WHAT THIS TASK INVOLVES:
Return each entry below without any alteration.

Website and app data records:
- - - -
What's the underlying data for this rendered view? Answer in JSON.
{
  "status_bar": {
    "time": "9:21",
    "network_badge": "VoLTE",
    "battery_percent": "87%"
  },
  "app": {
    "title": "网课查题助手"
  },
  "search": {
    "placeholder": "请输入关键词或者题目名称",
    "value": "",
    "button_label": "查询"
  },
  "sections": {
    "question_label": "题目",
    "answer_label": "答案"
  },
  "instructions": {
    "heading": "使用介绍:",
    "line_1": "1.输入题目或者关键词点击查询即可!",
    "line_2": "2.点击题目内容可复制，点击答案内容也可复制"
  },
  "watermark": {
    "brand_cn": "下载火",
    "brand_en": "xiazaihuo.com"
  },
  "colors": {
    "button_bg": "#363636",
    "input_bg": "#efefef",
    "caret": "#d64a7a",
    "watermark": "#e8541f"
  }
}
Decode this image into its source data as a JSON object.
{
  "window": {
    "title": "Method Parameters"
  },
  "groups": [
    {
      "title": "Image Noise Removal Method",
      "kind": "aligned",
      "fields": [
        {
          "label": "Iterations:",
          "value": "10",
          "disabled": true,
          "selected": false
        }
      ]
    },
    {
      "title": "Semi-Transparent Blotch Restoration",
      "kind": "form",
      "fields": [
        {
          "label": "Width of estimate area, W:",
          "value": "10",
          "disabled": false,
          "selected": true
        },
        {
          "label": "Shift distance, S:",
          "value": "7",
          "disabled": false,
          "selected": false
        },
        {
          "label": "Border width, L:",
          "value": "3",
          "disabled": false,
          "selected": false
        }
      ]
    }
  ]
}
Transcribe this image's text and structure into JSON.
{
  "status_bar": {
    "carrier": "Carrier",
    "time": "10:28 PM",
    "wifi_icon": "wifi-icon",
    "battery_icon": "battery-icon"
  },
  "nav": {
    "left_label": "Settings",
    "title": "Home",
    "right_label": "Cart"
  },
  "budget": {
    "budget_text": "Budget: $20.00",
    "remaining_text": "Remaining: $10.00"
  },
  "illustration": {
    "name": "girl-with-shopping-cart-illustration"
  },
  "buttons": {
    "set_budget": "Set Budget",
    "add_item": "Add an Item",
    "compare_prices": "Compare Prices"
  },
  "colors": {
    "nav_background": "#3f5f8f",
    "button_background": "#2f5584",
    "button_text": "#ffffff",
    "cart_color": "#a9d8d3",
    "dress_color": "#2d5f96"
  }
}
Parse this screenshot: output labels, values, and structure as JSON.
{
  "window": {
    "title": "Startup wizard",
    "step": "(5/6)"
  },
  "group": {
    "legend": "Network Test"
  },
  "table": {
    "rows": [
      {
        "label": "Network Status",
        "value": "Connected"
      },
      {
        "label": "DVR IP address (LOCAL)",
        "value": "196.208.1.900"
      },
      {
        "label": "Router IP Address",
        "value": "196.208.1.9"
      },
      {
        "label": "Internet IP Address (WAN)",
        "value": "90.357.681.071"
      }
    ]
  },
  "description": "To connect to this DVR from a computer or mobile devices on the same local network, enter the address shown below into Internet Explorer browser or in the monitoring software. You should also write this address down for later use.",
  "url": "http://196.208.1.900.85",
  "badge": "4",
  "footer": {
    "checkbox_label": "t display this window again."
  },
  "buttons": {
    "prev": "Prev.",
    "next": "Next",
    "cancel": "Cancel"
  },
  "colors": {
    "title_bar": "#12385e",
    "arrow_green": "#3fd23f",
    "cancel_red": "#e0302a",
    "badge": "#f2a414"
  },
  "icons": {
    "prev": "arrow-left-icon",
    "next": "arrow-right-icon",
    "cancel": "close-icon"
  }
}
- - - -
TASK RESPONSE:
What's the underlying data for this rendered view? Answer in JSON.
{
  "status_bar": {
    "time": "9:21",
    "network_badge": "VoLTE",
    "battery_percent": "87%"
  },
  "app": {
    "title": "网课查题助手"
  },
  "search": {
    "placeholder": "请输入关键词或者题目名称",
    "value": "",
    "button_label": "查询"
  },
  "sections": {
    "question_label": "题目",
    "answer_label": "答案"
  },
  "instructions": {
    "heading": "使用介绍:",
    "line_1": "1.输入题目或者关键词点击查询即可!",
    "line_2": "2.点击题目内容可复制，点击答案内容也可复制"
  },
  "watermark": {
    "brand_cn": "下载火",
    "brand_en": "xiazaihuo.com"
  },
  "colors": {
    "button_bg": "#363636",
    "input_bg": "#efefef",
    "caret": "#d64a7a",
    "watermark": "#e8541f"
  }
}
Decode this image into its source data as a JSON object.
{
  "window": {
    "title": "Method Parameters"
  },
  "groups": [
    {
      "title": "Image Noise Removal Method",
      "kind": "aligned",
      "fields": [
        {
          "label": "Iterations:",
          "value": "10",
          "disabled": true,
          "selected": false
        }
      ]
    },
    {
      "title": "Semi-Transparent Blotch Restoration",
      "kind": "form",
      "fields": [
        {
          "label": "Width of estimate area, W:",
          "value": "10",
          "disabled": false,
          "selected": true
        },
        {
          "label": "Shift distance, S:",
          "value": "7",
          "disabled": false,
          "selected": false
        },
        {
          "label": "Border width, L:",
          "value": "3",
          "disabled": false,
          "selected": false
        }
      ]
    }
  ]
}
Transcribe this image's text and structure into JSON.
{
  "status_bar": {
    "carrier": "Carrier",
    "time": "10:28 PM",
    "wifi_icon": "wifi-icon",
    "battery_icon": "battery-icon"
  },
  "nav": {
    "left_label": "Settings",
    "title": "Home",
    "right_label": "Cart"
  },
  "budget": {
    "budget_text": "Budget: $20.00",
    "remaining_text": "Remaining: $10.00"
  },
  "illustration": {
    "name": "girl-with-shopping-cart-illustration"
  },
  "buttons": {
    "set_budget": "Set Budget",
    "add_item": "Add an Item",
    "compare_prices": "Compare Prices"
  },
  "colors": {
    "nav_background": "#3f5f8f",
    "button_background": "#2f5584",
    "button_text": "#ffffff",
    "cart_color": "#a9d8d3",
    "dress_color": "#2d5f96"
  }
}
Parse this screenshot: output labels, values, and structure as JSON.
{
  "window": {
    "title": "Startup wizard",
    "step": "(5/6)"
  },
  "group": {
    "legend": "Network Test"
  },
  "table": {
    "rows": [
      {
        "label": "Network Status",
        "value": "Connected"
      },
      {
        "label": "DVR IP address (LOCAL)",
        "value": "196.208.1.900"
      },
      {
        "label": "Router IP Address",
        "value": "196.208.1.9"
      },
      {
        "label": "Internet IP Address (WAN)",
        "value": "90.357.681.071"
      }
    ]
  },
  "description": "To connect to this DVR from a computer or mobile devices on the same local network, enter the address shown below into Internet Explorer browser or in the monitoring software. You should also write this address down for later use.",
  "url": "http://196.208.1.900.85",
  "badge": "4",
  "footer": {
    "checkbox_label": "t display this window again."
  },
  "buttons": {
    "prev": "Prev.",
    "next": "Next",
    "cancel": "Cancel"
  },
  "colors": {
    "title_bar": "#12385e",
    "arrow_green": "#3fd23f",
    "cancel_red": "#e0302a",
    "badge": "#f2a414"
  },
  "icons": {
    "prev": "arrow-left-icon",
    "next": "arrow-right-icon",
    "cancel": "close-icon"
  }
}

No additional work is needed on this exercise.